Du Plessis only expects it to get tougher at the Wanderers, especially for a player like de Kock, who prefers flamboyance over fastidiousness. "This is the ground where it swings a little bit more than anything else. Your disciplines as a batsman become important," du Plessis said. "When you do get through the tough times, that's when you get value for your shots. The outfield is very quick and the wicket can get good to bat on but there are challenging times for a batter and you need to get through them."

Happily, de Kock knows the Wanderers better than most. It was the ground where he played his franchise cricket at the start of his career and he understands its nuances. Perhaps even more happily, de Kock's long-time mentor, former national batting coach Neil McKenzie, was invited to attend South Africa's pre-Test training session, though not specifically to address the de Kock issue.

"He was just assisting. He was part of the Proteas set up for a while and his role going forward will be to look at the next tier of batsmen coming through. So it's just to see how we are working," du Plessis said. "I do know Neil has quite a good relationship with Quinny but he was going to come to Jo'burg anyway, before Quinny didn't get runs the previous game."

McKenzie played an important part in fine-tuning de Kock's game, as much as it could be fine-tuned, when de Kock was dropped early in his career after a tour to Sri Lanka in mid-2013. At the time, McKenzie was still playing franchise cricket and took de Kock under his wing, though he joked that as much as he talked, he wasn't always sure de Kock was listening. When de Kock was recalled to the side in late 2013, he scored his maiden ODI hundred against Pakistan, reeled off three against India, and made his Test debut the same season.

A (re)start so convincing may have to stall at some point but South Africa will want to get de Kock going again soon, especially since the slump has been long. De Kock had a poor domestic T20 campaign in November-December, when he played eight matches and scored 118 runs at 14.75, with a top-score of 39. With limited-overs matches looming, South Africa will want him to find the touch that took him to a sensational 168* against Bangladesh in the first ODI in October last year.
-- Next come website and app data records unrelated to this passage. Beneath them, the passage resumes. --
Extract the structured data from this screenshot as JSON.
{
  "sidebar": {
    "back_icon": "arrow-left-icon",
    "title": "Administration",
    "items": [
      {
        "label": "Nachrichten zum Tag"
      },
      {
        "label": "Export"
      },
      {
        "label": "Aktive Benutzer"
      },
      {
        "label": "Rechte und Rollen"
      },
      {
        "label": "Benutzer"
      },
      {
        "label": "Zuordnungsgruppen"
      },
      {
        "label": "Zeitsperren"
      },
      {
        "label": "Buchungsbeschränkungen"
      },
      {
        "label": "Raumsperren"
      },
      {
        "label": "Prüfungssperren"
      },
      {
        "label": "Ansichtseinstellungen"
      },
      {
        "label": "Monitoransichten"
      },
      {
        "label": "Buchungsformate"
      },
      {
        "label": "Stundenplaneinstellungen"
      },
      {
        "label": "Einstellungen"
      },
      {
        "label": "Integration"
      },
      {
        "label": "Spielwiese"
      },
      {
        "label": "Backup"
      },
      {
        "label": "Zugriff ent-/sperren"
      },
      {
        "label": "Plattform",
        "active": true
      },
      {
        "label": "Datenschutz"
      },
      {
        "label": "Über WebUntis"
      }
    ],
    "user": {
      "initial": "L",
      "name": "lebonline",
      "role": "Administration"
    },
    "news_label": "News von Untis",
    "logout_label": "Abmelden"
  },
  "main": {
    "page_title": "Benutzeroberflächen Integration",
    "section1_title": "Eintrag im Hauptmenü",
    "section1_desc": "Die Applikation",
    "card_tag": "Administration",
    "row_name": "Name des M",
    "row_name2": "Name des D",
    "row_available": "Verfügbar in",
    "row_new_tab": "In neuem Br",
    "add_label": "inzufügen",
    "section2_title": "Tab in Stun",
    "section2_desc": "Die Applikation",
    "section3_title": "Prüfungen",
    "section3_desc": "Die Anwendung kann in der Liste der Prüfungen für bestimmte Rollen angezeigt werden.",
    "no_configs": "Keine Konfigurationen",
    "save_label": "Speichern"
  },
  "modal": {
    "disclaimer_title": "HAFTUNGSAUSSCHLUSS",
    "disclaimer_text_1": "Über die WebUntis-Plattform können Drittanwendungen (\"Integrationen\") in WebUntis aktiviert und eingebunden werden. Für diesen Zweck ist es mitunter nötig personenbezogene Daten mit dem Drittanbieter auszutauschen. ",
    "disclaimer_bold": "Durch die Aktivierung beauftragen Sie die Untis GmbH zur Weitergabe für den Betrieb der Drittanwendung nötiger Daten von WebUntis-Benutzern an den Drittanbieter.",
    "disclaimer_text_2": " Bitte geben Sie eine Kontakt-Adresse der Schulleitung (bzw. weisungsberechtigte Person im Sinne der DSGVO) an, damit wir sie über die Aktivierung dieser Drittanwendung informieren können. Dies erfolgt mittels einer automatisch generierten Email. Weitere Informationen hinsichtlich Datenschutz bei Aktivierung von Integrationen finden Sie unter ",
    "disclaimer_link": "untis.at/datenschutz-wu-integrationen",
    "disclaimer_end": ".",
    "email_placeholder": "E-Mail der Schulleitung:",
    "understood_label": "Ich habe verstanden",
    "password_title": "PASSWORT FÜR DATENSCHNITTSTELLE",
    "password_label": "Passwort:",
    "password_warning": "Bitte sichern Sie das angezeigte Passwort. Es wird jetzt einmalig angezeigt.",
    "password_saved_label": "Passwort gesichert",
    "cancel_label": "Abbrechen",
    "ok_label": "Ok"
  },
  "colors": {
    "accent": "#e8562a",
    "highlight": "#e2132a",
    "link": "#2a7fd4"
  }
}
After that innings, de Kock credited the work he had been doing with McKenzie and South Africa will only hope the same can happen now, so they can fit the last piece of their Test puzzle into place before the Australia series in march.